- [Data records]:
*-*-*
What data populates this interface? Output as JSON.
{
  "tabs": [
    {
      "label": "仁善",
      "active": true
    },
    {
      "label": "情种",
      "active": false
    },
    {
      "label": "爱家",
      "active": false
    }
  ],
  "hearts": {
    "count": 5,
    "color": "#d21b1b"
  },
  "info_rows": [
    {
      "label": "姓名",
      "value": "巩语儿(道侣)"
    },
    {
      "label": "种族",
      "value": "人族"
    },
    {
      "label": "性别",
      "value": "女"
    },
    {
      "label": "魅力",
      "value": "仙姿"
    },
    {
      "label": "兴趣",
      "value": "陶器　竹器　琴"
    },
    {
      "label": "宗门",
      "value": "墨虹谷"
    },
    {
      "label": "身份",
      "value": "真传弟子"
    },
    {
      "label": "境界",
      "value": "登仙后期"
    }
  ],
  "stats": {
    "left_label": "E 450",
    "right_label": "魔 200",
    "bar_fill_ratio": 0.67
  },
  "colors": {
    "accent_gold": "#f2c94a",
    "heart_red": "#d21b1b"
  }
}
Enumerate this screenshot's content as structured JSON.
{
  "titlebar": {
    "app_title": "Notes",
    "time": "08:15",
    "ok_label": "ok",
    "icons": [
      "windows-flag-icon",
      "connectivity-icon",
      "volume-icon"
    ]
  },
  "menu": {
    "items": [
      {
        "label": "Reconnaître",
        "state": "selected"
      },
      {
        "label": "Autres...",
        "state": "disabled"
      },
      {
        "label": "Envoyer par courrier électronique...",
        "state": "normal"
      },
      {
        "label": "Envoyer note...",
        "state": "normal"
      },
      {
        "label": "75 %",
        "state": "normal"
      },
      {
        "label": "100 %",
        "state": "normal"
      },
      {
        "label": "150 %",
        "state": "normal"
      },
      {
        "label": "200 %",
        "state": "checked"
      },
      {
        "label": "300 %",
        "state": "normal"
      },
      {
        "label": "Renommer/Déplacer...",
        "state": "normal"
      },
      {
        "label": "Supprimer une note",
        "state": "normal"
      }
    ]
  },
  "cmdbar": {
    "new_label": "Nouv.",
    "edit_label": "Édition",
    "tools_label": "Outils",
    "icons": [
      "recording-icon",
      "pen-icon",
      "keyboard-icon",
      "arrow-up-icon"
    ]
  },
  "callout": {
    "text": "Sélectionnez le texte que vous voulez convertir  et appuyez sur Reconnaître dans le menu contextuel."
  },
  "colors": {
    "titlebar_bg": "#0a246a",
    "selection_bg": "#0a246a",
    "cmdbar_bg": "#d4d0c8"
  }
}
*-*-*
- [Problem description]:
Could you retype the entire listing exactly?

- [Answer to the problem]:
What data populates this interface? Output as JSON.
{
  "tabs": [
    {
      "label": "仁善",
      "active": true
    },
    {
      "label": "情种",
      "active": false
    },
    {
      "label": "爱家",
      "active": false
    }
  ],
  "hearts": {
    "count": 5,
    "color": "#d21b1b"
  },
  "info_rows": [
    {
      "label": "姓名",
      "value": "巩语儿(道侣)"
    },
    {
      "label": "种族",
      "value": "人族"
    },
    {
      "label": "性别",
      "value": "女"
    },
    {
      "label": "魅力",
      "value": "仙姿"
    },
    {
      "label": "兴趣",
      "value": "陶器　竹器　琴"
    },
    {
      "label": "宗门",
      "value": "墨虹谷"
    },
    {
      "label": "身份",
      "value": "真传弟子"
    },
    {
      "label": "境界",
      "value": "登仙后期"
    }
  ],
  "stats": {
    "left_label": "E 450",
    "right_label": "魔 200",
    "bar_fill_ratio": 0.67
  },
  "colors": {
    "accent_gold": "#f2c94a",
    "heart_red": "#d21b1b"
  }
}
Enumerate this screenshot's content as structured JSON.
{
  "titlebar": {
    "app_title": "Notes",
    "time": "08:15",
    "ok_label": "ok",
    "icons": [
      "windows-flag-icon",
      "connectivity-icon",
      "volume-icon"
    ]
  },
  "menu": {
    "items": [
      {
        "label": "Reconnaître",
        "state": "selected"
      },
      {
        "label": "Autres...",
        "state": "disabled"
      },
      {
        "label": "Envoyer par courrier électronique...",
        "state": "normal"
      },
      {
        "label": "Envoyer note...",
        "state": "normal"
      },
      {
        "label": "75 %",
        "state": "normal"
      },
      {
        "label": "100 %",
        "state": "normal"
      },
      {
        "label": "150 %",
        "state": "normal"
      },
      {
        "label": "200 %",
        "state": "checked"
      },
      {
        "label": "300 %",
        "state": "normal"
      },
      {
        "label": "Renommer/Déplacer...",
        "state": "normal"
      },
      {
        "label": "Supprimer une note",
        "state": "normal"
      }
    ]
  },
  "cmdbar": {
    "new_label": "Nouv.",
    "edit_label": "Édition",
    "tools_label": "Outils",
    "icons": [
      "recording-icon",
      "pen-icon",
      "keyboard-icon",
      "arrow-up-icon"
    ]
  },
  "callout": {
    "text": "Sélectionnez le texte que vous voulez convertir  et appuyez sur Reconnaître dans le menu contextuel."
  },
  "colors": {
    "titlebar_bg": "#0a246a",
    "selection_bg": "#0a246a",
    "cmdbar_bg": "#d4d0c8"
  }
}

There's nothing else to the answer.